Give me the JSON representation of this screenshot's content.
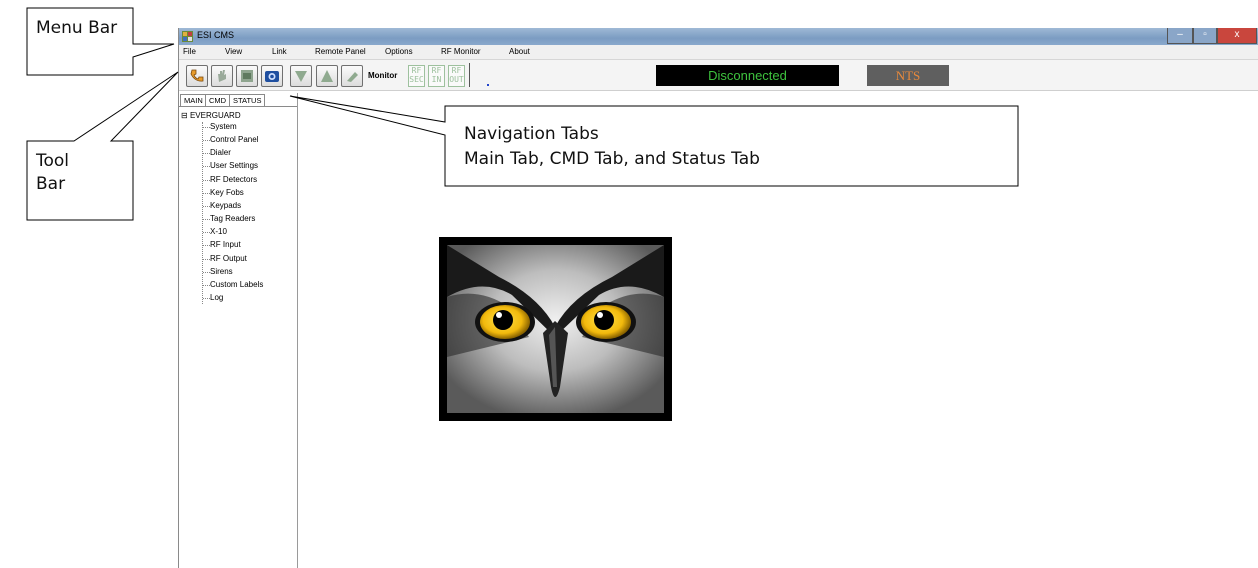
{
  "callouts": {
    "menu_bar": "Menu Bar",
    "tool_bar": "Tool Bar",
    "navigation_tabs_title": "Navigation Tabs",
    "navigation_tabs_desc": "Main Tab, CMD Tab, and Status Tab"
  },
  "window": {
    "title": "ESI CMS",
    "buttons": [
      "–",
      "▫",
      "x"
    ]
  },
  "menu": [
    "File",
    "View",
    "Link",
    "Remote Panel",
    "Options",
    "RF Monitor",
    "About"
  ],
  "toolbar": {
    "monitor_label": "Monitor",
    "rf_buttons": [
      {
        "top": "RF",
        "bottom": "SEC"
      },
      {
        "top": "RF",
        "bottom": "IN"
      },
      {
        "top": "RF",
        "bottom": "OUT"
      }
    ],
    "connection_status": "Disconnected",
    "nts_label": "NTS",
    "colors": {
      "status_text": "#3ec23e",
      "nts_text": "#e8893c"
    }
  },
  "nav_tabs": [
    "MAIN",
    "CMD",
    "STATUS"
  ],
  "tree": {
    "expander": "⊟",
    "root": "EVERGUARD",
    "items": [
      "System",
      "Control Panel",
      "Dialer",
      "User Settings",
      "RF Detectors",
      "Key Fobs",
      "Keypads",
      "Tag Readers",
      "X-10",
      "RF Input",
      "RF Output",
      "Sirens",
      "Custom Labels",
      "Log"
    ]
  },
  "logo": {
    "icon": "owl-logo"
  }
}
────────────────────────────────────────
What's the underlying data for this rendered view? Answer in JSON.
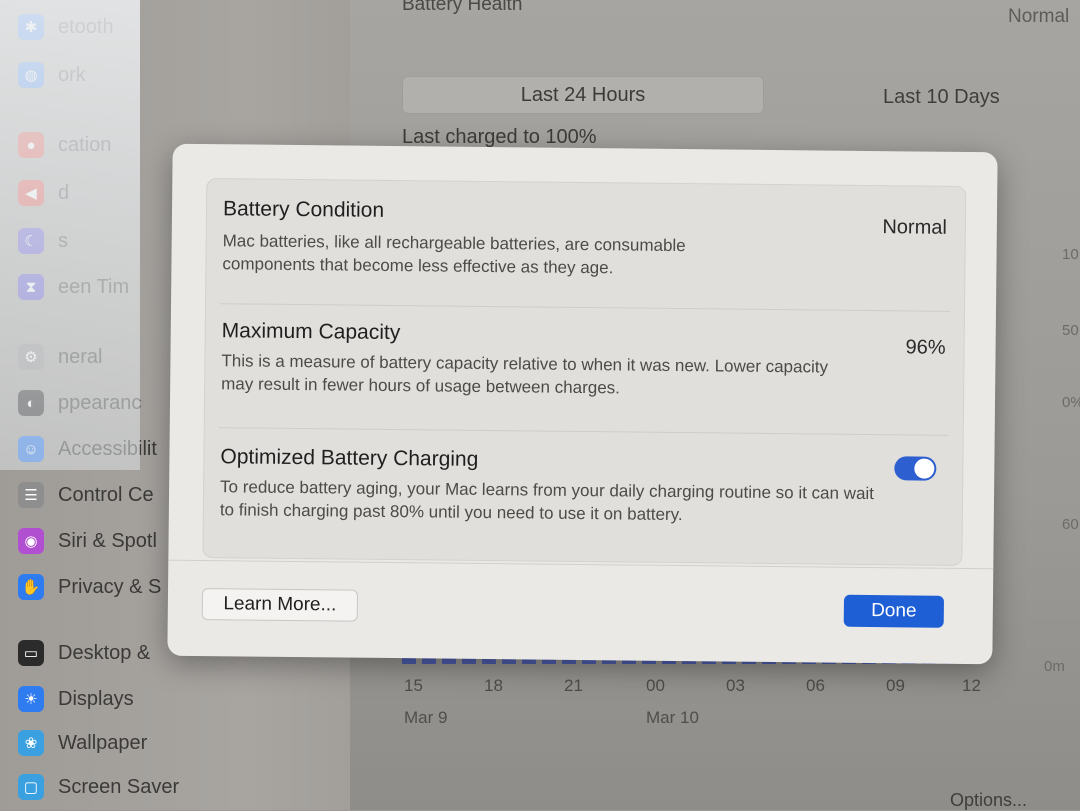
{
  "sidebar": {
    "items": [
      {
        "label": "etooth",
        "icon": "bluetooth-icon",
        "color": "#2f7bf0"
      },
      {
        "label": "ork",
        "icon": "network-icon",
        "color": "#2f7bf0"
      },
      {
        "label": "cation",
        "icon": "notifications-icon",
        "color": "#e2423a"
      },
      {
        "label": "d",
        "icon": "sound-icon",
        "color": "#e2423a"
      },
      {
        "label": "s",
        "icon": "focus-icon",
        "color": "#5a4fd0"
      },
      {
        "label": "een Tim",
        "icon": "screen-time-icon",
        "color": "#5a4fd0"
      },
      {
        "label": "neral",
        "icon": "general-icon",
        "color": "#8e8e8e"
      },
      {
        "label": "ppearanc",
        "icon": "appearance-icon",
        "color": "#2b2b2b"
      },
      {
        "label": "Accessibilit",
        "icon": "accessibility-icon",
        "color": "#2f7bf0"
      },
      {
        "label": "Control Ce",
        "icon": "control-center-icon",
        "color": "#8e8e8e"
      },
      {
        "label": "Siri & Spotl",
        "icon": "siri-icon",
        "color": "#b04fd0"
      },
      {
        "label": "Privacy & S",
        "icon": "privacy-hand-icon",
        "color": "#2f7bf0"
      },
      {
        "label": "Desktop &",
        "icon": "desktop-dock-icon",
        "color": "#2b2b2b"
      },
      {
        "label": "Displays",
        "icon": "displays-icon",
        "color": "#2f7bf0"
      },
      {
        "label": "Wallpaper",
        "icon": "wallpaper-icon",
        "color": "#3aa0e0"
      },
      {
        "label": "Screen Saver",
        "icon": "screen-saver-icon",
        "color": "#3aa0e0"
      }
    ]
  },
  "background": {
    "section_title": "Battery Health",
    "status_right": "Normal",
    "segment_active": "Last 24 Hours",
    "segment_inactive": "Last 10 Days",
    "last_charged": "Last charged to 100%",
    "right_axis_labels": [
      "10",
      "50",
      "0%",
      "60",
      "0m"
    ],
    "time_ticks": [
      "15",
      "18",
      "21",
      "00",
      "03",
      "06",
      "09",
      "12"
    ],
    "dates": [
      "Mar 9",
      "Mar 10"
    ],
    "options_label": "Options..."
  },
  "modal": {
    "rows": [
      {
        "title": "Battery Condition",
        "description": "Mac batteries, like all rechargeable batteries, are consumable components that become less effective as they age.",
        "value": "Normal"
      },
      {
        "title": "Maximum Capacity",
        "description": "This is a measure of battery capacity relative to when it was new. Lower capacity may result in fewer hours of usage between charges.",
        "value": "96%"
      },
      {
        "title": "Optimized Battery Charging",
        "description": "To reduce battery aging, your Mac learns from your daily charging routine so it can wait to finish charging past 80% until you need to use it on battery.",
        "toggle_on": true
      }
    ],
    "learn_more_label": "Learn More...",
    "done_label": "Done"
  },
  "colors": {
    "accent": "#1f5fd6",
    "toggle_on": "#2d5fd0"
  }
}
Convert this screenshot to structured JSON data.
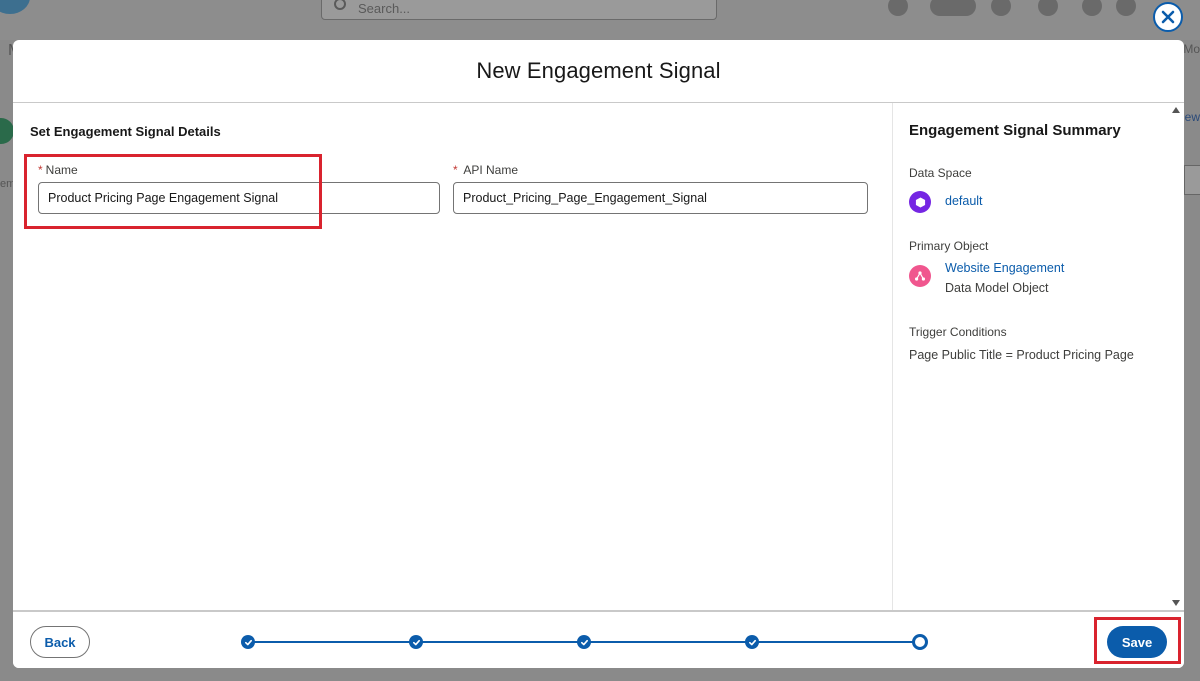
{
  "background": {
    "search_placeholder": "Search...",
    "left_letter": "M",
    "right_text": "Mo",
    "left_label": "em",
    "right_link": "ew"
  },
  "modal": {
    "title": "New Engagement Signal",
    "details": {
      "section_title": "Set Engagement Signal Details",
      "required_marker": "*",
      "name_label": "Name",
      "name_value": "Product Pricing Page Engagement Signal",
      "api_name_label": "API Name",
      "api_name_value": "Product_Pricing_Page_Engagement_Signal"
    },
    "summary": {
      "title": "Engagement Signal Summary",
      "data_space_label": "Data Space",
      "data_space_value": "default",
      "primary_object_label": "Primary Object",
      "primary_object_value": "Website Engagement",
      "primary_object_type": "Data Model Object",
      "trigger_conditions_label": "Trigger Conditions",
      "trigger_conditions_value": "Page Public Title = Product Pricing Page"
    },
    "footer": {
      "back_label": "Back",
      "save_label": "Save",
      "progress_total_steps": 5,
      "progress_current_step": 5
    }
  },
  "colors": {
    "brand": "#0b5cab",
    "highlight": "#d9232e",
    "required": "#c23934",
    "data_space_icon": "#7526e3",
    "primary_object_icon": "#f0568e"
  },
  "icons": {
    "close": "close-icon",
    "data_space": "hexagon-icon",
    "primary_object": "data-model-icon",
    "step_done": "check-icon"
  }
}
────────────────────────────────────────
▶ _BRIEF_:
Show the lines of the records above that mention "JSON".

▶ _WRITTEN REPLY_:
Give me the JSON representation of this screenshot's content.
What's the underlying data for this rendered view? Answer in JSON.
Convert this screenshot to structured JSON data.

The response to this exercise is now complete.